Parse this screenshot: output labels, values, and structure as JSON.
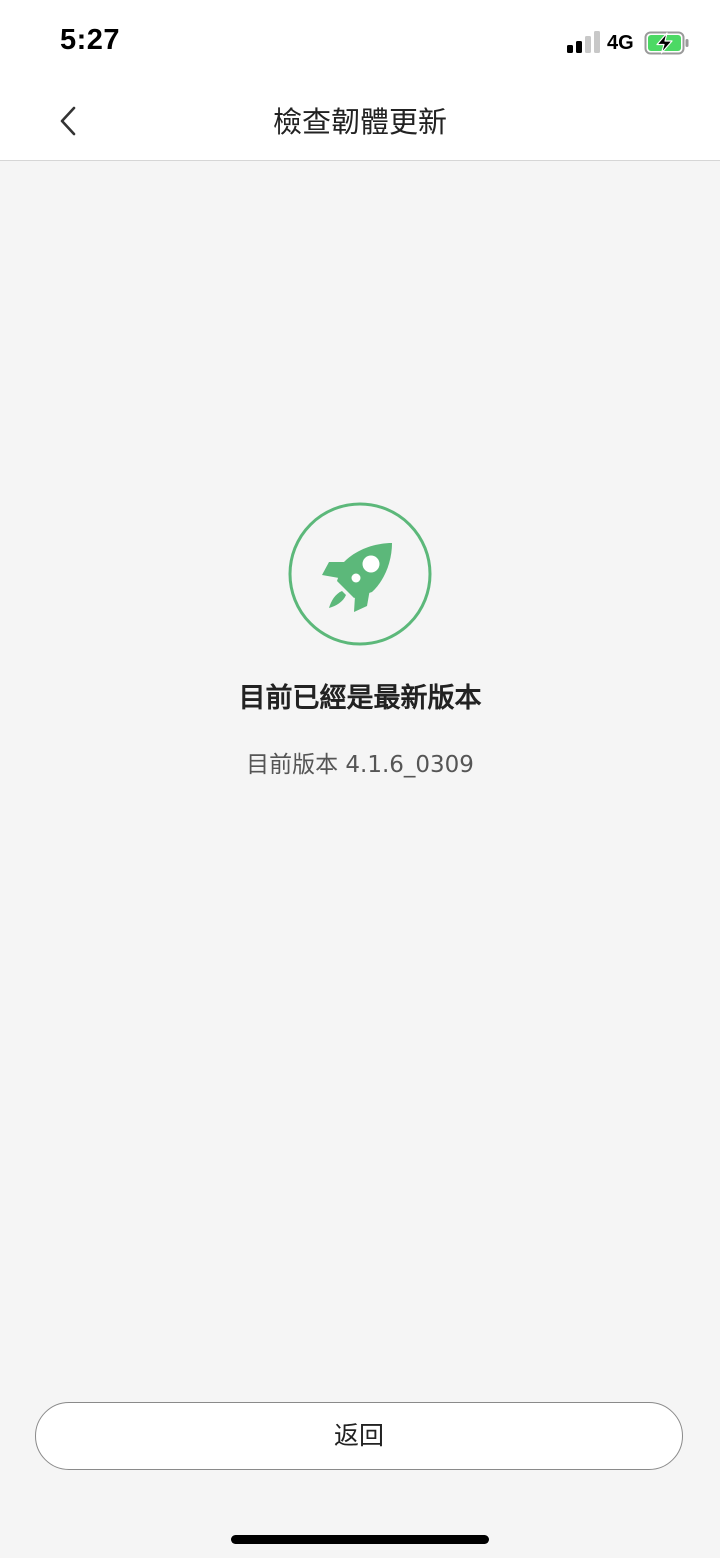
{
  "status_bar": {
    "time": "5:27",
    "network": "4G",
    "signal_bars_active": 2,
    "signal_bars_total": 4,
    "battery_charging": true,
    "battery_color": "#4cd964"
  },
  "nav": {
    "back_icon": "chevron-left-icon",
    "title": "檢查韌體更新"
  },
  "main": {
    "icon": "rocket-icon",
    "accent_color": "#5cb87a",
    "status_title": "目前已經是最新版本",
    "version_text": "目前版本 4.1.6_0309"
  },
  "footer": {
    "return_label": "返回"
  }
}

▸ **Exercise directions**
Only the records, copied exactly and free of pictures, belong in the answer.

▸ **Solution to the problem**
Parse this screenshot: output labels, values, and structure as JSON.
{
  "status_bar": {
    "time": "5:27",
    "network": "4G",
    "signal_bars_active": 2,
    "signal_bars_total": 4,
    "battery_charging": true,
    "battery_color": "#4cd964"
  },
  "nav": {
    "back_icon": "chevron-left-icon",
    "title": "檢查韌體更新"
  },
  "main": {
    "icon": "rocket-icon",
    "accent_color": "#5cb87a",
    "status_title": "目前已經是最新版本",
    "version_text": "目前版本 4.1.6_0309"
  },
  "footer": {
    "return_label": "返回"
  }
}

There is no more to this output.